Thank you, chief priests and Pharisees. For all your perfidious opposition to the Lord Jesus, for all your egregious iniquity in putting him to ignominious death, you yet located for yourselves a place in history by unnecessarily (for there was absolutely no threat of theft by the disciples) providing the means by which Jerusalem of old could firmly believe Peter and the others when they proclaimed, “This Jesus you put to death by the hands of wicked men, but God raised him from the dead” (Acts 2:23,24).
To which we say, “Amen.”
Next: A few more lines of evidence for the resurrection.
David Levin, Lancaster, Pennsylvania
1 Falsifiability does not mean being false or wrong. It is an epistemological [i.e., pertaining to the study of how knowledge is acquired] term that refers to the scope of a claim or statement about an observed state of affairs. If we assert, “All ducks swim,” we make a claim that is falsifiable: it can potentially be proven wrong if someone finds a non-swimming duck. An observation from nature or experimental science that can be overturned by contrary evidence is falsifiable, and has great strength if no such contrary evidence arises. The application of falsifiability to the resurrection lies in the claim that “Jesus rose from a guarded, sealed, closed tomb” is falsifiable; it could be proved wrong by locating the body. The statement, “Jesus rose from the ash heaps of Hinnom” could not be falsified, as there would be no corpse that could be produced. It is therefore a much weaker statement. Without the falsifiability criterion, even true claims remain in the weaker category of speculation.
2 Not all alternate explanations concede the empty tomb. One explanation championed recently would have us accept that the disciples suffered a massive common hallucination. More on this scheduled for next month.
3 Frank Morison, Who Moved the Stone? (London: Faber and Faber, 1930), pp. 112-115,166-168. This classic investigation into the historical case for the resurrection, written by a skeptical lawyer, is well worth reading.

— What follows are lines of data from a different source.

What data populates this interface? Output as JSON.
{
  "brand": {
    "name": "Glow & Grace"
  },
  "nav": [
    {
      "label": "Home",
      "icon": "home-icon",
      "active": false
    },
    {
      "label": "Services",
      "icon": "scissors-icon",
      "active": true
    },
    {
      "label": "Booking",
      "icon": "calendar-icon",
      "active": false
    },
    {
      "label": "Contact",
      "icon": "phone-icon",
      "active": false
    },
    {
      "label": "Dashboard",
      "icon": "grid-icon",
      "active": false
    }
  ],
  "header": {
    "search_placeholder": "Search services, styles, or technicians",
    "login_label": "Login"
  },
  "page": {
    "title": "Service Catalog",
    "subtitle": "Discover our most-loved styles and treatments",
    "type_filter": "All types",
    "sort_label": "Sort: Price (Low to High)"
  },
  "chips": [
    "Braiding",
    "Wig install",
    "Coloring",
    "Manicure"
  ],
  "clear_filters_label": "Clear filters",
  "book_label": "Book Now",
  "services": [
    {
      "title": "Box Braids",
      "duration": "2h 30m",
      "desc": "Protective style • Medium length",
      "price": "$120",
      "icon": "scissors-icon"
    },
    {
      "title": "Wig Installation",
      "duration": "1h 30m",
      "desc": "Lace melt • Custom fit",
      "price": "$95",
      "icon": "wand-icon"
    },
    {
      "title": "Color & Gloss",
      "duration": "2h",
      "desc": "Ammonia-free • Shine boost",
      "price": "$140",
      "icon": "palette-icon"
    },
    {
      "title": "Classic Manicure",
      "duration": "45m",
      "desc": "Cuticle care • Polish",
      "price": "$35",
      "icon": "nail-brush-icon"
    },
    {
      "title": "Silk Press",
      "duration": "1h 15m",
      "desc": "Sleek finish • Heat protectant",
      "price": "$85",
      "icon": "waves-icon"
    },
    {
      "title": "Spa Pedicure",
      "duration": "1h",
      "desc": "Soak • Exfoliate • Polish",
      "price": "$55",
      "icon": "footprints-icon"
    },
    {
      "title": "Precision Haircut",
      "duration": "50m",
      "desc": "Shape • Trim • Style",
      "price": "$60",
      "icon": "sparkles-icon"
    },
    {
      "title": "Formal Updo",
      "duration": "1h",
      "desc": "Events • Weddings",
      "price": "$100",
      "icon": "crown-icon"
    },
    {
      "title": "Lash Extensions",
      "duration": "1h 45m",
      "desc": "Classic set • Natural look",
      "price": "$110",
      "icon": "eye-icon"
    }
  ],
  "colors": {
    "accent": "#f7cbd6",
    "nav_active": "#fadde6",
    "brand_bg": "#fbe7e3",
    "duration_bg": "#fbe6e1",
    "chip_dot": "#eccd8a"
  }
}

4 Had this story been legendary, it would have been the disciples who buried Jesus, with great pomp, in a grave that doubtless would have become a shrine.